In the last 12 months, we have started eight early phase clinical trials which allow patients to contribute some data from home, and within the next year, we expect to start the first fully remote early trial, with data sent by patients or local healthcare teams to trial centres.

 


Hybrid studies: partly in clinic, partly at home

At present most trials@home studies are hybrids, with some parts carried out in patients’ homes and some in trial centres. But if the results with techniques for use at home prove as accurate and robust as those used in trial centres, patients may be able to routinely choose where they want to participate – from home, local clinic or trial centre, or a mix of all three.

At the simplest level, patients are already using smartphone apps in cancer studies to remind them when to take medicines in what are often complicated dosing schedules for early clinical trials that might otherwise need to be repeatedly discussed at clinic visits.

At another level, participants in an early phase heart failure study in two countries are being offered mobile nurse visits at home for two of the 10 clinical appointments needed for the trial, instead of travelling to trial centres.

Developing a suite of home monitoring tests

Multiple innovative technologies are being investigated for the development of an industry-leading suite of home monitoring and sampling tests for day-to-day assessments. These include breath monitors to record cough around the clock, and monitors for blood pressure and mobility levels.

“We are developing a suite of home monitors that have the potential to be used across our clinical trials, some of which have already been validated and others we are taking steps to validate,” says Fishburn.

A pilot study is underway to compare the quality of data from finger-prick blood samples to those taken by traditional blood collection via a syringe for studies of absorption, distribution, metabolism and excretion of potential new drugs. The aim of these studies is to determine if a blood sample collected by a patient delivers the same results as traditional methods, as well as getting patient feedback on this type of involvement.

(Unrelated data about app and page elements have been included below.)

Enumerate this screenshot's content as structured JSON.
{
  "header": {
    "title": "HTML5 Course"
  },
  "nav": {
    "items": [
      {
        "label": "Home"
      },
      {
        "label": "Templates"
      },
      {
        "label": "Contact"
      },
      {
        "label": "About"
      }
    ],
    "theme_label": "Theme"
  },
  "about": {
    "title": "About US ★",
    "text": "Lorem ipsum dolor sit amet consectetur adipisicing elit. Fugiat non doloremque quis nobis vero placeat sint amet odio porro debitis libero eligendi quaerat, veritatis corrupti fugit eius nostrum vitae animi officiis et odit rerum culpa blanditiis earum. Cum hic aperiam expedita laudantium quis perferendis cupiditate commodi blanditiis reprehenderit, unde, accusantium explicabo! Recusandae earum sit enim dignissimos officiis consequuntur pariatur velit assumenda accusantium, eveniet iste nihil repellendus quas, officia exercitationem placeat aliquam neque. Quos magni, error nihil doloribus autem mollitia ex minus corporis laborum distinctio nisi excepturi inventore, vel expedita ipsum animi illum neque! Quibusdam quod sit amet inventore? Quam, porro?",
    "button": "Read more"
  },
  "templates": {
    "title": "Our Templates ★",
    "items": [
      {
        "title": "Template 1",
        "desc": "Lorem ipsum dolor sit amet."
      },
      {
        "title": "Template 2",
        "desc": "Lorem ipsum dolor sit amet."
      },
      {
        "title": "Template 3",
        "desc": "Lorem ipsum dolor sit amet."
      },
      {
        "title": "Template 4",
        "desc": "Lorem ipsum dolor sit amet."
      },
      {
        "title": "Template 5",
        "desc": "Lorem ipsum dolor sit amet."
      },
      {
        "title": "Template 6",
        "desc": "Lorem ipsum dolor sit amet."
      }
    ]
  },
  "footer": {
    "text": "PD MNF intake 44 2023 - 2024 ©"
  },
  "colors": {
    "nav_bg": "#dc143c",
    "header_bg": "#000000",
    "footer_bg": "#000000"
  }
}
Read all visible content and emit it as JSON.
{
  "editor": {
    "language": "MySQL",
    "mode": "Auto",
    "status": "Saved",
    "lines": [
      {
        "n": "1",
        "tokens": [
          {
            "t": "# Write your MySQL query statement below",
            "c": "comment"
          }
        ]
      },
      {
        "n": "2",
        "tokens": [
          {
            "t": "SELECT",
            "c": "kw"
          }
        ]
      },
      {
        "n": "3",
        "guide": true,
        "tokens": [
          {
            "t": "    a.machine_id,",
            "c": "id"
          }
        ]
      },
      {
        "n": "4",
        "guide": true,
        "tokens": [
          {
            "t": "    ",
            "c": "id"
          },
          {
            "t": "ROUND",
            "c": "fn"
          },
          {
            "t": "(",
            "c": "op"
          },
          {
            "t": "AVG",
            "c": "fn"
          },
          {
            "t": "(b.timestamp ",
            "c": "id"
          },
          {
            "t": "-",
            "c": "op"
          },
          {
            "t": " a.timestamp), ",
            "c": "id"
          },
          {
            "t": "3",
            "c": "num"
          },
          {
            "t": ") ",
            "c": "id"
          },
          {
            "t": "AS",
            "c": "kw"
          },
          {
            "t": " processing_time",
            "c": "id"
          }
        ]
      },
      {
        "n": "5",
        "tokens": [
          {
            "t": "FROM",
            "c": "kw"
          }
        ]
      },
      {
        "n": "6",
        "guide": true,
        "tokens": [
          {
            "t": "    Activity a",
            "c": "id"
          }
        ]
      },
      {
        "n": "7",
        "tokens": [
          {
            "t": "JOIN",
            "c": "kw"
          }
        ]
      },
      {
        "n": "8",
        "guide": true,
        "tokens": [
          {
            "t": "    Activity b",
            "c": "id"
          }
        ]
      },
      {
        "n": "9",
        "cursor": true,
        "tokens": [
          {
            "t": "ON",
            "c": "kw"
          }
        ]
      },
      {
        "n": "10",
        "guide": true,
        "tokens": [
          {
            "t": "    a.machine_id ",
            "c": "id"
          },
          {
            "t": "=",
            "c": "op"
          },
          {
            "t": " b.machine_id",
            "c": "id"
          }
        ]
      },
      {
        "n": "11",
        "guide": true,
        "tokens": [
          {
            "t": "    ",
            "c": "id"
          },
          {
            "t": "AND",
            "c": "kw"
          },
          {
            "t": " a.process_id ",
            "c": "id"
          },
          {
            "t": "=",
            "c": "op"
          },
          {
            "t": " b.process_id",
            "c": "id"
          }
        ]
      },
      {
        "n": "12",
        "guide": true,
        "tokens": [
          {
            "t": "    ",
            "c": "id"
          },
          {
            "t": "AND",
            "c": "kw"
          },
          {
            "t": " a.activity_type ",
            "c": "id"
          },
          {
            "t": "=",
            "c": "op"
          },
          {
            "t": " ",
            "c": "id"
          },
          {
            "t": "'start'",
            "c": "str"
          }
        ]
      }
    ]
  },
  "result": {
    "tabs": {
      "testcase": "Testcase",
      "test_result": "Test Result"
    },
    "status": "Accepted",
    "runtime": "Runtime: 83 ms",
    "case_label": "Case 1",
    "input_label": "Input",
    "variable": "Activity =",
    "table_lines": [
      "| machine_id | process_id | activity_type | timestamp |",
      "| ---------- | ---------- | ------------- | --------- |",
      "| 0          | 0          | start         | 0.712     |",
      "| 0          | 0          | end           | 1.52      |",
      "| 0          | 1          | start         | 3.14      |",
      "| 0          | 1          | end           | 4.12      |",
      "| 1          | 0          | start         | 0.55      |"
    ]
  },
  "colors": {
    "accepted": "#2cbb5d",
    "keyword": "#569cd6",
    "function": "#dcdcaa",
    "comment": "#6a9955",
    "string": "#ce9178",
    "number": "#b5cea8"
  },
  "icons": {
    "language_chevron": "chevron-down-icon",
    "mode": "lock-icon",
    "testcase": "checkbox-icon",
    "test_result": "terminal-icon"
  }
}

Patients will not only actively send us data, they may also be able to routinely wear or carry devices that automatically collect data during so-called ‘activity tracking’ of their ability to walk and exercise, for example if they have heart disease. This is an opportunity for monitoring the impact of treatment which has previously been unavailable to us.

 

The idea of patients taking samples and sending data to our clinics would have been science fiction when I started working in clinical trials, 21 years ago. But the children of today, who are constantly connected through their smartphones and tablets, are the potential patients, doctors and regulators of tomorrow and they may not find it acceptable to come into clinics and fill in paper forms. It is the reason we are integrating advanced, patient-friendly technologies as we evolve the clinical trials of the future.

Natalie Fishburn Head of Study Operations, Early Clinical Development, AstraZeneca